_WORK REQUEST_. Go over the data below line by line, and state how many lines contain the string "Logs". Give the number only.

_SOURCE MATERIAL_.
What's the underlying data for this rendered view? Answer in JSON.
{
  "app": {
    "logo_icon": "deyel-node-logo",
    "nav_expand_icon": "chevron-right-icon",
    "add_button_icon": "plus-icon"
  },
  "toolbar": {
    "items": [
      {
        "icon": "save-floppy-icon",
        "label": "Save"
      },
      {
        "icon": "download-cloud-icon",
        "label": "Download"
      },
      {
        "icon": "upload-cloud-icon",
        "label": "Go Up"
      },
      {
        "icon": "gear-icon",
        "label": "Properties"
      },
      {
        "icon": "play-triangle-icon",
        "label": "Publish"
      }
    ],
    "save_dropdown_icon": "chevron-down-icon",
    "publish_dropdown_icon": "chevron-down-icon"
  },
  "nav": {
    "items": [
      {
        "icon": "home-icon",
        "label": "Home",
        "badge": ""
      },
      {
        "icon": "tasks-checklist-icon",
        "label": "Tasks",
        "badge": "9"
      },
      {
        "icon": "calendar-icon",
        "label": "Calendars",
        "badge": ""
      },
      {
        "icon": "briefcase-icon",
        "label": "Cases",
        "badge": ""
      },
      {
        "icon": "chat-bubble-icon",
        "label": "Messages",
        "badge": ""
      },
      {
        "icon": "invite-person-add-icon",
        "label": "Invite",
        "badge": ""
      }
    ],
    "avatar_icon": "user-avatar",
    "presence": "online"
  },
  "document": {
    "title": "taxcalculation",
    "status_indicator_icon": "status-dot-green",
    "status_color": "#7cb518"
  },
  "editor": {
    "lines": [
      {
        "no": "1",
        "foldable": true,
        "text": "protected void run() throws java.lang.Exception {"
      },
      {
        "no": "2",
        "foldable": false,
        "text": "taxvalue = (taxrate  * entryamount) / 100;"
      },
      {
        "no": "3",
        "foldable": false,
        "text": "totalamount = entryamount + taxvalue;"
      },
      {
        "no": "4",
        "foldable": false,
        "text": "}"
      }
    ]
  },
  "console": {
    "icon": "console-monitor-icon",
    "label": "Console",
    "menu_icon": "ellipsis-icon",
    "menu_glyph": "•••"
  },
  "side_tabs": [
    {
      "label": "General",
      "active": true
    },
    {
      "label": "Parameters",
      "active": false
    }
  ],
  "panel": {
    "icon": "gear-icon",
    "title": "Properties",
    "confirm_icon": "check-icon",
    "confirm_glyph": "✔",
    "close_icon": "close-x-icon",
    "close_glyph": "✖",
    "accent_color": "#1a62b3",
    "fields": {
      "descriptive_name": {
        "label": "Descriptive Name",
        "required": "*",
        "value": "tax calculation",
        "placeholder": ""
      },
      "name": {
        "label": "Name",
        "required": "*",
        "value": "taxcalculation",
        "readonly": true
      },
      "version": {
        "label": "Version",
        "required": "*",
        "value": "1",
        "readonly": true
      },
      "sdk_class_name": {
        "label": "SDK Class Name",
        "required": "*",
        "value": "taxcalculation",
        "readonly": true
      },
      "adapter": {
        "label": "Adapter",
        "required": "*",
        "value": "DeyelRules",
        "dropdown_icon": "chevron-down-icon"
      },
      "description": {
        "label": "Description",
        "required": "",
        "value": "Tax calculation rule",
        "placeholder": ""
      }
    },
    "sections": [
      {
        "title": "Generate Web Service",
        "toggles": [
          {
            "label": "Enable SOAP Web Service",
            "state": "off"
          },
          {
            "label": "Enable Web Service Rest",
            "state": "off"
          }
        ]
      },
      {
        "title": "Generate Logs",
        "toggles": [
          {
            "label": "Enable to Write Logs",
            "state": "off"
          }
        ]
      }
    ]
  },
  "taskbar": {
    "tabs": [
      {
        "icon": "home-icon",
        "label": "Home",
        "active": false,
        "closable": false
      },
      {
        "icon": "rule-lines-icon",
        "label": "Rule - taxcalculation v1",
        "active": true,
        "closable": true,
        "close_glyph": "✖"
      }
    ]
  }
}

_TASK SOLUTION_. 2